Stewart keeps the cast of characters mostly the same in this book as in the trilogy’s two previous books, a plus for readers who like a lot of familiar characters. The protagonists, as always, are funny and witty, and engage in bantering conversation that is itself quite amusing to read; the villains are classically ominous, threatening types (that usually threaten more than they act). We get to see the friendships between the protagonists develop quite a bit in this book, as they are tested and divided by various trials (this book exhibits greater development in that regard than the other two, in my mind), and the protagonists demonstrate greater loyalty and selflessness while still remaining the quirky and creative characters that readers will know from previous books. Overall, Stewart’s characters in this book are the same loyal, yet humorous characters that he’s introduced in previous books, while relatively few new characters show up.
This book’s style is not hard (despite the included riddles and codes, Stewart’s writing is very readable), and the plotline is rather straightforward. Furthermore, kids (particularly adventurous ones) will easily sympathize with Stewart’s plucky protagonists, leading to an experience of reading that will (in my experience) make it quite engaging for them and encourage them to keep reading.

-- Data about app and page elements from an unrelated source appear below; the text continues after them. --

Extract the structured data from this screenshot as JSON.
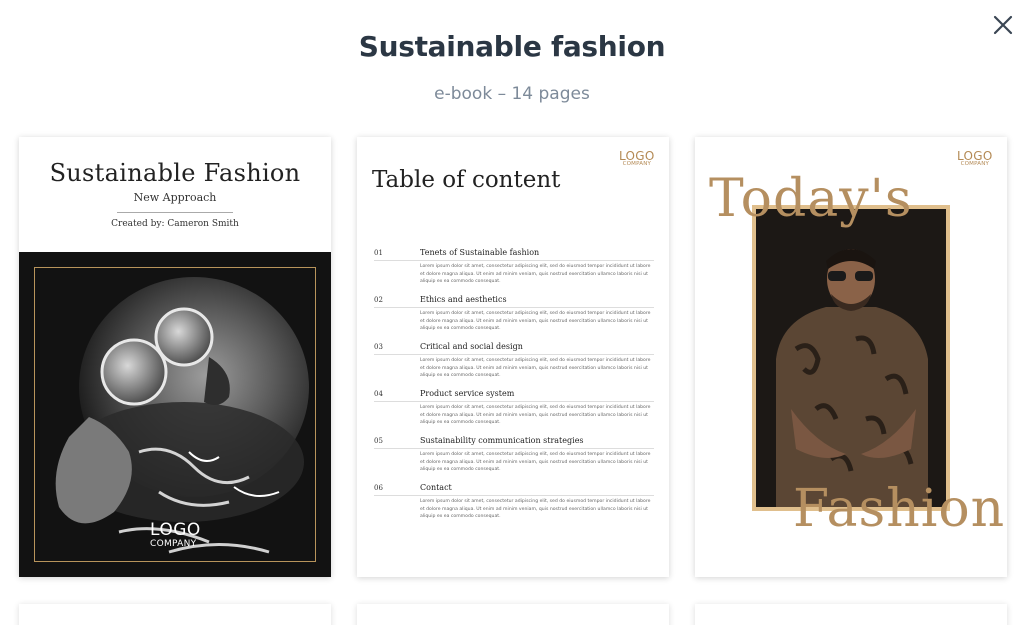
{
  "modal": {
    "title": "Sustainable fashion",
    "subtitle": "e-book – 14 pages",
    "close_icon": "close-icon"
  },
  "pages": {
    "cover": {
      "title": "Sustainable Fashion",
      "subtitle": "New Approach",
      "author": "Created by: Cameron Smith",
      "logo_line1": "LOGO",
      "logo_line2": "COMPANY"
    },
    "toc": {
      "title": "Table of content",
      "logo_line1": "LOGO",
      "logo_line2": "COMPANY",
      "body_text": "Lorem ipsum dolor sit amet, consectetur adipiscing elit, sed do eiusmod tempor incididunt ut labore et dolore magna aliqua. Ut enim ad minim veniam, quis nostrud exercitation ullamco laboris nisi ut aliquip ex ea commodo consequat.",
      "entries": [
        {
          "num": "01",
          "heading": "Tenets of Sustainable fashion"
        },
        {
          "num": "02",
          "heading": "Ethics and aesthetics"
        },
        {
          "num": "03",
          "heading": "Critical and social design"
        },
        {
          "num": "04",
          "heading": "Product service system"
        },
        {
          "num": "05",
          "heading": "Sustainability communication strategies"
        },
        {
          "num": "06",
          "heading": "Contact"
        }
      ]
    },
    "feature": {
      "word1": "Today's",
      "word2": "Fashion",
      "logo_line1": "LOGO",
      "logo_line2": "COMPANY"
    }
  },
  "colors": {
    "title": "#2b3744",
    "subtitle": "#7d8a99",
    "gold": "#b58f60",
    "gold_box": "#e0bf8d",
    "photo_dark": "#121212"
  }
}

I remember that I myself read the first book in the trilogy almost in one sitting, I found it so interesting—and the other two books are similar. (3/10)
Quality of writing
The quality of writing in this book is similar to the previous two books: Stewart keeps the story engaging through clever plot twists, action sequences, and amusing characters, while making the style relatively easy to read. The plot of this book is the least direct and linear of the three books in the trilogy, but is still exciting—this should not prove an issue for most readers. Furthermore, this book dives deeper into the themes of friendship and family through tests of the protagonists friendship and a search for the names of the birth parents of the character Constance (an orphan). Overall, this book is well-written and exciting, but not overly difficult or complex in style. (8.5/10)
This book contains no sexual content or language, although scenes involving fighting are relatively frequent (as befits the genre), However, these involve mostly minor injuries of a more humorous and dramatic nature, and are more for effect than otherwise. Consider for example a scene during the climax when two characters are fighting on top of a roof, using assorted weapons including boomerangs, teeth (yes, teeth, although not attached to either character’s mouth), a briefcase, and handkerchiefs soaked in chloroform. Characters crack jokes while fighting, and the overall tone is more lighthearted than one might expect. Granted, more serious injuries do occur, as is the case when a character hurls himself out of an upper-floor window in order to save the protagonists, breaking several bones (this is the same character who broke bones in the previous book), but he is subsequently shown to be recovering in a scene at a later date, and doesn’t seem to mind being hurt as long as he accomplishes his mission (keeping the protagonists safe). Overall, this book contains relatively minor concerning content, and should not be an issue in that regard for most readers.
This book has an easy-to-read style and an engaging plot, furthermore, the characters are funny and relatable, and the climax provides a satisfying conclusion to the trilogy. Overall, based on these attributes, this book is recommended for ages 10 and up.